*Problem statement*: An exact copy of all entries is required.

*Supplied records*:
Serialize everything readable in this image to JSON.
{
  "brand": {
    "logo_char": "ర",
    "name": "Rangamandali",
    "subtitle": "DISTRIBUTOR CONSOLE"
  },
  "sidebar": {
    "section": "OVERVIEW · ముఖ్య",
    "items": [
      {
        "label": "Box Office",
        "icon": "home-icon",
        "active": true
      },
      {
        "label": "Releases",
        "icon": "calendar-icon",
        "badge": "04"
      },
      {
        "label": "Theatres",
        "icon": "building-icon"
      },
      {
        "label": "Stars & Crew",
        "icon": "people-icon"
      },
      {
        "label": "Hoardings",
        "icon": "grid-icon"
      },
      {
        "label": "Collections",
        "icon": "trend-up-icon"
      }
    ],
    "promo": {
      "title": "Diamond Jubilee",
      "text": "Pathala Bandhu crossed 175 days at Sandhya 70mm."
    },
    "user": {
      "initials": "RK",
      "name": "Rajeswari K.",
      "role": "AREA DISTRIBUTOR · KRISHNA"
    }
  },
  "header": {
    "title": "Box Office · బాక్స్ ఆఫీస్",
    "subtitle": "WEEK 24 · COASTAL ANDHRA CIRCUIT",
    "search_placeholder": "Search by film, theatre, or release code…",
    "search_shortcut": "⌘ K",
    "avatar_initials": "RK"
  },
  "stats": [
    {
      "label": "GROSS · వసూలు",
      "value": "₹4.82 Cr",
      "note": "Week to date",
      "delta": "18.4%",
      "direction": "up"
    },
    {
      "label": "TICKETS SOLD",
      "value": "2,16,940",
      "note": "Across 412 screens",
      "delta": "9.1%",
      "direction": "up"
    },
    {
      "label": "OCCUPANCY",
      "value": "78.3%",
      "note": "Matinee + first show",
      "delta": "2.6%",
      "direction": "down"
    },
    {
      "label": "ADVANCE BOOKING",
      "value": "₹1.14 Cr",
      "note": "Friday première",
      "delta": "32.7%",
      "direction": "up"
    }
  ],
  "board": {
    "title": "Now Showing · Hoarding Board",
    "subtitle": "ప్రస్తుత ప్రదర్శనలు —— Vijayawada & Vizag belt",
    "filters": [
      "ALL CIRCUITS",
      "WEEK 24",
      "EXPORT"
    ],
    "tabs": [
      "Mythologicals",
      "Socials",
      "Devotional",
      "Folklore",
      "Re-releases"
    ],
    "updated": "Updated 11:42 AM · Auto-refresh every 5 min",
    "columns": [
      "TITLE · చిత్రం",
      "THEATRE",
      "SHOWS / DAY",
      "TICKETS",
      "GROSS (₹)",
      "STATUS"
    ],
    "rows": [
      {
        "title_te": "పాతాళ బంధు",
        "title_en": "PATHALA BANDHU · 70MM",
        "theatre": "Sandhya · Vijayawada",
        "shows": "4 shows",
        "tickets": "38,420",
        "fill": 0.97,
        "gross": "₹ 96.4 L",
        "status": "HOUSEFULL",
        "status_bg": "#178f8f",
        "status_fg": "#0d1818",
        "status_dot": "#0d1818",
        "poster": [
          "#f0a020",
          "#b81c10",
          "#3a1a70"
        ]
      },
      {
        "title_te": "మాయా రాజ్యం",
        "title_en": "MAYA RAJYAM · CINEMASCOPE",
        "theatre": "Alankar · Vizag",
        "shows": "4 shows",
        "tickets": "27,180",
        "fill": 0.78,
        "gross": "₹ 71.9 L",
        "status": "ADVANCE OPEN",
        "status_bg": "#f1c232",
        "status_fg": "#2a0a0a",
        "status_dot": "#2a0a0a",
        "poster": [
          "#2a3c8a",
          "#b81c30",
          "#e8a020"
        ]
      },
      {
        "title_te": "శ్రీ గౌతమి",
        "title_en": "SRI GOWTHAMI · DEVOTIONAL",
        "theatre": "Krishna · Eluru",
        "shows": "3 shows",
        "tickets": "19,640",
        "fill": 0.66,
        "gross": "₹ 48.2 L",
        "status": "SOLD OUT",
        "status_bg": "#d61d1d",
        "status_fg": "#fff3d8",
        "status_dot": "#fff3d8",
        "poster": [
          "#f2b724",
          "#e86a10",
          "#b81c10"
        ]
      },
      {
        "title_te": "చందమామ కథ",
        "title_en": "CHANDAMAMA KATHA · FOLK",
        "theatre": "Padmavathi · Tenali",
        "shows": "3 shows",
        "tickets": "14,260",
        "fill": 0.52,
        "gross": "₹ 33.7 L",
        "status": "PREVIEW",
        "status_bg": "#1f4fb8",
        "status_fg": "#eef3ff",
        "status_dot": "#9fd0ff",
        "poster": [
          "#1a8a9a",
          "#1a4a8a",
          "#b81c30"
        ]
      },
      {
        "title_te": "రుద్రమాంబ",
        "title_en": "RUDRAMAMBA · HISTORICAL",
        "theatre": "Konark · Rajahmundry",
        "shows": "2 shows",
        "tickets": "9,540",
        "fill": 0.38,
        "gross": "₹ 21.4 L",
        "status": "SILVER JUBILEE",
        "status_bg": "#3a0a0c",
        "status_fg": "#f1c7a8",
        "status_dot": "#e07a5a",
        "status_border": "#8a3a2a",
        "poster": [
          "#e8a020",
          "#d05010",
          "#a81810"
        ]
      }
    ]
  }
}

*Exercise solution*:
Serialize everything readable in this image to JSON.
{
  "brand": {
    "logo_char": "ర",
    "name": "Rangamandali",
    "subtitle": "DISTRIBUTOR CONSOLE"
  },
  "sidebar": {
    "section": "OVERVIEW · ముఖ్య",
    "items": [
      {
        "label": "Box Office",
        "icon": "home-icon",
        "active": true
      },
      {
        "label": "Releases",
        "icon": "calendar-icon",
        "badge": "04"
      },
      {
        "label": "Theatres",
        "icon": "building-icon"
      },
      {
        "label": "Stars & Crew",
        "icon": "people-icon"
      },
      {
        "label": "Hoardings",
        "icon": "grid-icon"
      },
      {
        "label": "Collections",
        "icon": "trend-up-icon"
      }
    ],
    "promo": {
      "title": "Diamond Jubilee",
      "text": "Pathala Bandhu crossed 175 days at Sandhya 70mm."
    },
    "user": {
      "initials": "RK",
      "name": "Rajeswari K.",
      "role": "AREA DISTRIBUTOR · KRISHNA"
    }
  },
  "header": {
    "title": "Box Office · బాక్స్ ఆఫీస్",
    "subtitle": "WEEK 24 · COASTAL ANDHRA CIRCUIT",
    "search_placeholder": "Search by film, theatre, or release code…",
    "search_shortcut": "⌘ K",
    "avatar_initials": "RK"
  },
  "stats": [
    {
      "label": "GROSS · వసూలు",
      "value": "₹4.82 Cr",
      "note": "Week to date",
      "delta": "18.4%",
      "direction": "up"
    },
    {
      "label": "TICKETS SOLD",
      "value": "2,16,940",
      "note": "Across 412 screens",
      "delta": "9.1%",
      "direction": "up"
    },
    {
      "label": "OCCUPANCY",
      "value": "78.3%",
      "note": "Matinee + first show",
      "delta": "2.6%",
      "direction": "down"
    },
    {
      "label": "ADVANCE BOOKING",
      "value": "₹1.14 Cr",
      "note": "Friday première",
      "delta": "32.7%",
      "direction": "up"
    }
  ],
  "board": {
    "title": "Now Showing · Hoarding Board",
    "subtitle": "ప్రస్తుత ప్రదర్శనలు —— Vijayawada & Vizag belt",
    "filters": [
      "ALL CIRCUITS",
      "WEEK 24",
      "EXPORT"
    ],
    "tabs": [
      "Mythologicals",
      "Socials",
      "Devotional",
      "Folklore",
      "Re-releases"
    ],
    "updated": "Updated 11:42 AM · Auto-refresh every 5 min",
    "columns": [
      "TITLE · చిత్రం",
      "THEATRE",
      "SHOWS / DAY",
      "TICKETS",
      "GROSS (₹)",
      "STATUS"
    ],
    "rows": [
      {
        "title_te": "పాతాళ బంధు",
        "title_en": "PATHALA BANDHU · 70MM",
        "theatre": "Sandhya · Vijayawada",
        "shows": "4 shows",
        "tickets": "38,420",
        "fill": 0.97,
        "gross": "₹ 96.4 L",
        "status": "HOUSEFULL",
        "status_bg": "#178f8f",
        "status_fg": "#0d1818",
        "status_dot": "#0d1818",
        "poster": [
          "#f0a020",
          "#b81c10",
          "#3a1a70"
        ]
      },
      {
        "title_te": "మాయా రాజ్యం",
        "title_en": "MAYA RAJYAM · CINEMASCOPE",
        "theatre": "Alankar · Vizag",
        "shows": "4 shows",
        "tickets": "27,180",
        "fill": 0.78,
        "gross": "₹ 71.9 L",
        "status": "ADVANCE OPEN",
        "status_bg": "#f1c232",
        "status_fg": "#2a0a0a",
        "status_dot": "#2a0a0a",
        "poster": [
          "#2a3c8a",
          "#b81c30",
          "#e8a020"
        ]
      },
      {
        "title_te": "శ్రీ గౌతమి",
        "title_en": "SRI GOWTHAMI · DEVOTIONAL",
        "theatre": "Krishna · Eluru",
        "shows": "3 shows",
        "tickets": "19,640",
        "fill": 0.66,
        "gross": "₹ 48.2 L",
        "status": "SOLD OUT",
        "status_bg": "#d61d1d",
        "status_fg": "#fff3d8",
        "status_dot": "#fff3d8",
        "poster": [
          "#f2b724",
          "#e86a10",
          "#b81c10"
        ]
      },
      {
        "title_te": "చందమామ కథ",
        "title_en": "CHANDAMAMA KATHA · FOLK",
        "theatre": "Padmavathi · Tenali",
        "shows": "3 shows",
        "tickets": "14,260",
        "fill": 0.52,
        "gross": "₹ 33.7 L",
        "status": "PREVIEW",
        "status_bg": "#1f4fb8",
        "status_fg": "#eef3ff",
        "status_dot": "#9fd0ff",
        "poster": [
          "#1a8a9a",
          "#1a4a8a",
          "#b81c30"
        ]
      },
      {
        "title_te": "రుద్రమాంబ",
        "title_en": "RUDRAMAMBA · HISTORICAL",
        "theatre": "Konark · Rajahmundry",
        "shows": "2 shows",
        "tickets": "9,540",
        "fill": 0.38,
        "gross": "₹ 21.4 L",
        "status": "SILVER JUBILEE",
        "status_bg": "#3a0a0c",
        "status_fg": "#f1c7a8",
        "status_dot": "#e07a5a",
        "status_border": "#8a3a2a",
        "poster": [
          "#e8a020",
          "#d05010",
          "#a81810"
        ]
      }
    ]
  }
}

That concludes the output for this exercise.